Abed’s search for meaning began by including his new family of friends in his delusion. He adapts to his biological family disappointing him and immediately uses escapism as his go-to. That’s precisely what most people did in 2020. Life and art can kick you in the gut when you have certain expectations and they’re not met. Eventually, we all have to come around kicking and screaming. So here we are. Typical holiday expectations went south, but we each coped in our own way.
Reality can be a stop-motion animated adventure through a winter wonderland of feelings and emotions that are sometimes too scary to face. The group finally come together, fire Christmas weapons at Duncan and each sing their reasons to be merry in “That’s What Christmas Is For.” And how about we carry away Christmas Wizard Professor Duncan with his own Christmas pterodactyl! Christmas miracle unlocked! That’s precisely what the holidays are for. Real-life joy, dreams and miracles.
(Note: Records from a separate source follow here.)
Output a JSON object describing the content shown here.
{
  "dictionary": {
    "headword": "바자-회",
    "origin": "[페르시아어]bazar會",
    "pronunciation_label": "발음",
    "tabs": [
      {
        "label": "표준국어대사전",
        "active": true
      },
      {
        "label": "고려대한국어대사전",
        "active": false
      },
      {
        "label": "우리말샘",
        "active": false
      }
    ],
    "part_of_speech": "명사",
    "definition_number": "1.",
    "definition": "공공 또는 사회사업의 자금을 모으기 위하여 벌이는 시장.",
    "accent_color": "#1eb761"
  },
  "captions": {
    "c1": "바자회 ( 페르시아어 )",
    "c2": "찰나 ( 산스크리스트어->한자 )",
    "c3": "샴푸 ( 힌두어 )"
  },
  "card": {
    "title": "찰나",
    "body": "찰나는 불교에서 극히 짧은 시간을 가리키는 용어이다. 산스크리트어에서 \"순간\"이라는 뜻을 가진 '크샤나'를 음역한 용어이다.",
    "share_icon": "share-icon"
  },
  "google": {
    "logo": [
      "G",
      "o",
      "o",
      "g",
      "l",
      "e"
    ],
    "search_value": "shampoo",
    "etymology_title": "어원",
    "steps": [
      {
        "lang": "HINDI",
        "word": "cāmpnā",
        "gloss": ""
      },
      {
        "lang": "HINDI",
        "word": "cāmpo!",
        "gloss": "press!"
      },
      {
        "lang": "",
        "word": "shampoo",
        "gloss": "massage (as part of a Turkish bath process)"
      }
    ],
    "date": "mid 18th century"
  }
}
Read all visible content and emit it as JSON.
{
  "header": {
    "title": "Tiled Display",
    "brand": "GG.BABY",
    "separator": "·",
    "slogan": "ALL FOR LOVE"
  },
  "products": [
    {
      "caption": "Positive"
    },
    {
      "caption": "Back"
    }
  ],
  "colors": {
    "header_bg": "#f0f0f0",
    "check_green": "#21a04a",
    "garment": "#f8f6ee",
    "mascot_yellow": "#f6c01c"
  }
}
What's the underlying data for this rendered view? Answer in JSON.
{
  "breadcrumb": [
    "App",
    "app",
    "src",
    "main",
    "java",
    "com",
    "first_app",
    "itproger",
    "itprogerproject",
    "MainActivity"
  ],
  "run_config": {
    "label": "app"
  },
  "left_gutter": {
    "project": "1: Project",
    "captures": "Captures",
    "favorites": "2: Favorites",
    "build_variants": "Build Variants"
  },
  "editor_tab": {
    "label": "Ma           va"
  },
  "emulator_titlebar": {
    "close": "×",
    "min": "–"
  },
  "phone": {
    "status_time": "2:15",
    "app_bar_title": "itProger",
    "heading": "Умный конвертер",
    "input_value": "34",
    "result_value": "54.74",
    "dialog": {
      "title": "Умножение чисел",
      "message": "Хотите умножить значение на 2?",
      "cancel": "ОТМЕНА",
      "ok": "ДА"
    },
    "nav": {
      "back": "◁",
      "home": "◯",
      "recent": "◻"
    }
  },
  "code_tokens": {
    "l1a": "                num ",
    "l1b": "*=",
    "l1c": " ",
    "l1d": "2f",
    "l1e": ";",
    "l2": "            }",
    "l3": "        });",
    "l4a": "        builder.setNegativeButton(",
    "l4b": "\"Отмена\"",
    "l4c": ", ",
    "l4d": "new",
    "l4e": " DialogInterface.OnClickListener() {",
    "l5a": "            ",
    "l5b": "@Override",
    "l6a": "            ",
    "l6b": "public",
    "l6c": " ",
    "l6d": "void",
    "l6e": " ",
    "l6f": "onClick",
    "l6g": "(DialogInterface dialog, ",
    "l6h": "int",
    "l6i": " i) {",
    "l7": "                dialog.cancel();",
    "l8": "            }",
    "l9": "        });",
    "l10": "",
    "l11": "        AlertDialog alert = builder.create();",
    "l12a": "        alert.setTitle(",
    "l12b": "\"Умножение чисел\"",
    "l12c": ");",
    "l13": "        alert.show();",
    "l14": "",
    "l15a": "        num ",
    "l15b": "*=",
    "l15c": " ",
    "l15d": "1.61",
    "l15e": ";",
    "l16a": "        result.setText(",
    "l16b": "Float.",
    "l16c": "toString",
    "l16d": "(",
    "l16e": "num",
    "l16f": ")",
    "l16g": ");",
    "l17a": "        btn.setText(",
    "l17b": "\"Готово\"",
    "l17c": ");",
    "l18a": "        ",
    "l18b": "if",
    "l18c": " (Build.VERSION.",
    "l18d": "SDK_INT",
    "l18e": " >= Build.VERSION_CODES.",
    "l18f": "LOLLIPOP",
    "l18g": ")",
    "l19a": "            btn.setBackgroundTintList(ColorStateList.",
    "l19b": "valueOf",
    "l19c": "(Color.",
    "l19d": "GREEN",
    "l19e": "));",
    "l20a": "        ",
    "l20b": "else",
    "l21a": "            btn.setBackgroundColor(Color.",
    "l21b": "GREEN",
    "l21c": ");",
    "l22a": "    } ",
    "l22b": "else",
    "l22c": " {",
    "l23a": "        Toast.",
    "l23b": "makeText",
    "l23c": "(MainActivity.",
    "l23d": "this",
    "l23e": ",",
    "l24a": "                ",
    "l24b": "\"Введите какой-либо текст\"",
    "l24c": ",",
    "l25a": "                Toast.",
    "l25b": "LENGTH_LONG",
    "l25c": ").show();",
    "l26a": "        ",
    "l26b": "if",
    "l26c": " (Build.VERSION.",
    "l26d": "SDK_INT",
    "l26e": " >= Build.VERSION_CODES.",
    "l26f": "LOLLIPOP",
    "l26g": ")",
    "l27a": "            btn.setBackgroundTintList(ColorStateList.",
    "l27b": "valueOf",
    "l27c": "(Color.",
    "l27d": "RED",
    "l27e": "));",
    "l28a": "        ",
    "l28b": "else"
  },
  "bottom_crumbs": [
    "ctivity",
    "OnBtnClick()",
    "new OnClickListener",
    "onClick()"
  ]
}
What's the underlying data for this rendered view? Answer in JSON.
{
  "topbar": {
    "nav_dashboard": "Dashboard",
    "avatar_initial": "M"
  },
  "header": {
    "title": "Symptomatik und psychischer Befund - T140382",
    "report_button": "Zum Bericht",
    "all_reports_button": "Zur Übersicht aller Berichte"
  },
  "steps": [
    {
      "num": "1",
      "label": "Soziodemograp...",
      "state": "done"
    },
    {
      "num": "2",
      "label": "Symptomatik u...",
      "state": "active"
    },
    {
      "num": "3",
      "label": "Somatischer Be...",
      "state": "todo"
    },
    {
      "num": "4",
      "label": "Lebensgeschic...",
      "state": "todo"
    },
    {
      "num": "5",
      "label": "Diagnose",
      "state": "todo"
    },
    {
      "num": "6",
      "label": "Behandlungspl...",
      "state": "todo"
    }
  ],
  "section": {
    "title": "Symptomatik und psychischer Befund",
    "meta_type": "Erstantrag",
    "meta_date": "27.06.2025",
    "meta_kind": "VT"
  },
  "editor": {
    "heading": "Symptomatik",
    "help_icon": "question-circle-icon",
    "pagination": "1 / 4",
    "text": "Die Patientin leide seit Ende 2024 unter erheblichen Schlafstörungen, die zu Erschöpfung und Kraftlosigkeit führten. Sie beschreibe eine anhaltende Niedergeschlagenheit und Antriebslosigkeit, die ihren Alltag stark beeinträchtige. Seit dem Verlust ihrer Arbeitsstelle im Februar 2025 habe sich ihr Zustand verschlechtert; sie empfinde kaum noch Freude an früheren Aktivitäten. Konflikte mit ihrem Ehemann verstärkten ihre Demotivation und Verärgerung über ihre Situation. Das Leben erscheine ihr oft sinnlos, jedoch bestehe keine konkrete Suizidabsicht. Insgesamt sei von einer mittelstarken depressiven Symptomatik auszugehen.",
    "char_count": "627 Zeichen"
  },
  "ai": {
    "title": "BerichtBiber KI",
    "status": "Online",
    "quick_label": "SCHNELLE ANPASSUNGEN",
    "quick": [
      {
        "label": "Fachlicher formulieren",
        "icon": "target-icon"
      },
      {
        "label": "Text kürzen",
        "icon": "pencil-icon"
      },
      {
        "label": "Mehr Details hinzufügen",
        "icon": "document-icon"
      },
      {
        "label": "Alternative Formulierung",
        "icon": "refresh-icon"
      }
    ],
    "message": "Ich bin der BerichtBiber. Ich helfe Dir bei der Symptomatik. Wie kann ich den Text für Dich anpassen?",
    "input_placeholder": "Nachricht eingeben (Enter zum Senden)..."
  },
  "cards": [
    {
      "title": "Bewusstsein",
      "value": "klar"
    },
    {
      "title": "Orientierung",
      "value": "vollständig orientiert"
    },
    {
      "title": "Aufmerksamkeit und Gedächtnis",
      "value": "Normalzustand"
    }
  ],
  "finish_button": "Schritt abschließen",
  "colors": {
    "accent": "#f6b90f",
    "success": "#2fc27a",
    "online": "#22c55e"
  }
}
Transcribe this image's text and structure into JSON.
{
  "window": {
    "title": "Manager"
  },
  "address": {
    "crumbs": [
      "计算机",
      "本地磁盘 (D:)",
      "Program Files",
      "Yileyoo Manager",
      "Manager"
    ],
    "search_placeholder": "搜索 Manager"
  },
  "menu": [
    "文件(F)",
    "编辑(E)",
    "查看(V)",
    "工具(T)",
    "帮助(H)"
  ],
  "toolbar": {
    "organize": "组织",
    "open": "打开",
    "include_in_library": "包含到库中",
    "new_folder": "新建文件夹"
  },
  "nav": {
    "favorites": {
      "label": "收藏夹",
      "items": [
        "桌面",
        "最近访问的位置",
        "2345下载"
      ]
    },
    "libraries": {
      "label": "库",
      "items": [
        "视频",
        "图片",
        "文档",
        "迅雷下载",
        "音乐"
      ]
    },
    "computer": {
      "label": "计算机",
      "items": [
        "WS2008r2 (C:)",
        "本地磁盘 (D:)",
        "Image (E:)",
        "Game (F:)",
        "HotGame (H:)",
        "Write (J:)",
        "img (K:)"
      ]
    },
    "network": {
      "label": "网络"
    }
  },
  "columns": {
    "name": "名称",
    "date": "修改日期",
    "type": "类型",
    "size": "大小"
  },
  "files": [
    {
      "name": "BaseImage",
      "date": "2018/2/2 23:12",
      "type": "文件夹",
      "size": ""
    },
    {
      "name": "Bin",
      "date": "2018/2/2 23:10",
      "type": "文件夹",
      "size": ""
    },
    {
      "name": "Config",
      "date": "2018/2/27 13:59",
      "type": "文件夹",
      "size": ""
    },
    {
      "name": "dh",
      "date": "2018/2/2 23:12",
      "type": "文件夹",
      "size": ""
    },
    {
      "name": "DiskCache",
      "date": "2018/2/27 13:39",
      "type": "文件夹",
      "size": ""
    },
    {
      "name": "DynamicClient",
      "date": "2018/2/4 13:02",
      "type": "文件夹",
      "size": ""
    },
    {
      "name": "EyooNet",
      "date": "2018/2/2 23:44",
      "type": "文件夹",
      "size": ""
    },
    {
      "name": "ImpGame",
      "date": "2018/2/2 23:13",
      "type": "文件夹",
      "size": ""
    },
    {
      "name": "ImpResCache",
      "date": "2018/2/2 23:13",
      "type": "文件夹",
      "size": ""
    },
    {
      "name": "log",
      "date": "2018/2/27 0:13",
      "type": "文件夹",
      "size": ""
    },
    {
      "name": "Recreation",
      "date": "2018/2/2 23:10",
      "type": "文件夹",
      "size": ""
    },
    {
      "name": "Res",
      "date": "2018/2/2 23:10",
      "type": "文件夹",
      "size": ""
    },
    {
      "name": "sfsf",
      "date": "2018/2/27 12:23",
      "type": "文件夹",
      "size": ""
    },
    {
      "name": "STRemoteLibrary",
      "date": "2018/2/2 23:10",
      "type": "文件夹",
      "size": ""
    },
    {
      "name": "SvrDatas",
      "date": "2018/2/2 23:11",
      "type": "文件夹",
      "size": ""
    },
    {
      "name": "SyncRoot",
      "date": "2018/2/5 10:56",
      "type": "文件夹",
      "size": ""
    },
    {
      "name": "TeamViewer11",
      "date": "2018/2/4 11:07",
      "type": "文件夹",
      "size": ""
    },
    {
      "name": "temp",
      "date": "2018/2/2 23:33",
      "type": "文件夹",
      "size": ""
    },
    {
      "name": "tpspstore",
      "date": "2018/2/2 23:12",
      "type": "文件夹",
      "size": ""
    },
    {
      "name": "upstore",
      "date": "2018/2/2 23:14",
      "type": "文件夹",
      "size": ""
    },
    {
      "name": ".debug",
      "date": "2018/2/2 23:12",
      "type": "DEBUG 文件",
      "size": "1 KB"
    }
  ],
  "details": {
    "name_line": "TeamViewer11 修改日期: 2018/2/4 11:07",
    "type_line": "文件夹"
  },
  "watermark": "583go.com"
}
This year’s reality was a cornucopia of struggles. There were shutdowns, the panic-buying of toilet paper, people risking their health to attend marches and vigils, a near-presidential-election-coup and all the trimmings. Some of us were able to look inside ourselves and muster the gumption to survive with our health and sanity intact. We did it because we had our safe places and each other. We all have to live mindfully in the moment every day and do things that make us happy.
Whether it was virtual or socially distanced, we adapted and became malleable with the term family. Family is a more relative term than ever before and why not? Isn’t the love we share with other human beings, related or otherwise, what it’s really about? Now, there are still many around the world who get lonely and depressed. Family can be a dirty word, or that which we do not speak of. If you find yourself in that situation, create your own family. Include pets, strangers, inanimate objects and manifest the reality you’ve always wanted.
Community truly understands what the holidays represent, especially now. It tells us, “It’s the notion that the coldest, darkest nights can be the warmest and brightest…And when we all agree to support each other in that insanity…it becomes true.” With that logic, call me an unhinged, flamboyantly-festooned nutcase, because I’m keeping the tree up and celebrating Christmas till July this year!!! Happy holidays everyone.